Sound justice requires the potential for a case to be thrown for whatever reason, and it should always be available, however inconvenient. This is the safety valve in the criminal justice system and should never be abolished. Juries! You may love ’em or hate ’em but they are the best thing about the system. Remember compurgation and trial by battle? These were truly awful ways to do criminal law business along with the ducking stool. Single judge panels without juries trying cases would be a retrograde step; especially as judges are now required by the Home Office to go to Judging School for “sensitivity training” and the like. The jury is a vital bulwark and must always be there with the benefit of nullification.
Then of course there is the majority verdict direction when there is deadlock in the jury room. This is a dubious concept, but it is the law. One could go on about that for another page or two. Majority verdicts probably, like it or not, avoid jury nullification for the most part.

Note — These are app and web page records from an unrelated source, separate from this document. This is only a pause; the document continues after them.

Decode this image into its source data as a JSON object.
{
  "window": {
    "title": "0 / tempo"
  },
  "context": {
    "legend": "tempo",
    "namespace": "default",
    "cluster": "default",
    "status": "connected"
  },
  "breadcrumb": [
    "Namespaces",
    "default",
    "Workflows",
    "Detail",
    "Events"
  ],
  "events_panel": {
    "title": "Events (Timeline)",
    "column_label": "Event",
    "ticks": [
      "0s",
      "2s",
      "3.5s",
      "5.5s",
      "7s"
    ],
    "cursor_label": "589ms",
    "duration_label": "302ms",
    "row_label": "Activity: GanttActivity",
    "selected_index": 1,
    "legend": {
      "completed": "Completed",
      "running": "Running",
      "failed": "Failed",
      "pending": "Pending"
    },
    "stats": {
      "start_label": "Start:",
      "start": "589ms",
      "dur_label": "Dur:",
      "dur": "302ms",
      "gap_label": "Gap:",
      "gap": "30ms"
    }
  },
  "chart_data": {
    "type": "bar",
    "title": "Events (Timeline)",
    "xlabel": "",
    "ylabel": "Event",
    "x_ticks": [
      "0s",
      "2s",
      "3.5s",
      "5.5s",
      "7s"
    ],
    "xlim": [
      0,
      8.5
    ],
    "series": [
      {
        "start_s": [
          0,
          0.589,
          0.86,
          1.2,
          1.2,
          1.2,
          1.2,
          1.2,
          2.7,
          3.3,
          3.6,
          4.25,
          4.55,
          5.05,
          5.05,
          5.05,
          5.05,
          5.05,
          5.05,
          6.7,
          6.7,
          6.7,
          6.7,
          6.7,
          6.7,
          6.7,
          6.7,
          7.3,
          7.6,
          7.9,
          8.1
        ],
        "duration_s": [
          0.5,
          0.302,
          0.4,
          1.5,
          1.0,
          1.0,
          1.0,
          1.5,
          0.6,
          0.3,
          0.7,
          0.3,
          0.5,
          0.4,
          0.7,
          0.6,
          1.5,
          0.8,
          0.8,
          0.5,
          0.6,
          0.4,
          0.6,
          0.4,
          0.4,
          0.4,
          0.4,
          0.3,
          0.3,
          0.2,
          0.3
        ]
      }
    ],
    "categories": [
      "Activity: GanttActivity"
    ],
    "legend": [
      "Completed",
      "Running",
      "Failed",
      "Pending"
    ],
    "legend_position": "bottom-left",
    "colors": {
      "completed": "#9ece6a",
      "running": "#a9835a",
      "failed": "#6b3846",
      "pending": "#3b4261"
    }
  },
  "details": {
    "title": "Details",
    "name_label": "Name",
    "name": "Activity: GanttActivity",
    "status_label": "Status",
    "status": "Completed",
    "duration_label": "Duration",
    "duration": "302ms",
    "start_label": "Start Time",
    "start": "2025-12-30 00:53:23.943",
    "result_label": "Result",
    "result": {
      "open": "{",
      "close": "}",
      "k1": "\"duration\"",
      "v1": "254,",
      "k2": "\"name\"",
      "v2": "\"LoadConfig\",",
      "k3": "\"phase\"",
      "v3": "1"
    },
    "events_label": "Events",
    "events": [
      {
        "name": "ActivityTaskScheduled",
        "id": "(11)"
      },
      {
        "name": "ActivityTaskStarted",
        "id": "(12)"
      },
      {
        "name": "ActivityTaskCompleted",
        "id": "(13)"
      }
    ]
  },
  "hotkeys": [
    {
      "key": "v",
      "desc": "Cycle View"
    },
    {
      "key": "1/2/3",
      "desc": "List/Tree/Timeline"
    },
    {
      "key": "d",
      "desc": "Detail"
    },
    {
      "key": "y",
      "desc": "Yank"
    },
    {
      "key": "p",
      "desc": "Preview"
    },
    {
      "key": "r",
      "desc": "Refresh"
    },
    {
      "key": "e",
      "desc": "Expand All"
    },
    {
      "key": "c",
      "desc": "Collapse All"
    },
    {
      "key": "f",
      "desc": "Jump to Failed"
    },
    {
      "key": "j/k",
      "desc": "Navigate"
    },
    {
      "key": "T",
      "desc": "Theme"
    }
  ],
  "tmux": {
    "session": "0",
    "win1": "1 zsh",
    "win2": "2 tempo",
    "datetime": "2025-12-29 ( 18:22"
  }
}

One other thing, jury service is compulsory and thus immoral per se as presently conducted. Don’t be taken in by the civic duty nonsense: it is coercive and is repugnant. A proper hourly rate should be paid for jury service commensurate with the pay rate that each juror enjoys in the open market. If this were the case there would be few who would avoid jury service; sadly currently most potential jurors attempt to avoid being empaneled simply because of the personal cost and inconvenience of service on a jury.
My late wife Marilyn was regularly called for jury service in Brooklyn. She always consciously turned out time and again, only to be removed on the voir-dire pre-trial juror interrogation as she was married to an English barrister. Thus she was assumed to know too much about the law. The system here in the states has nullification of jurors too! Though not yet quite like this in England… so far.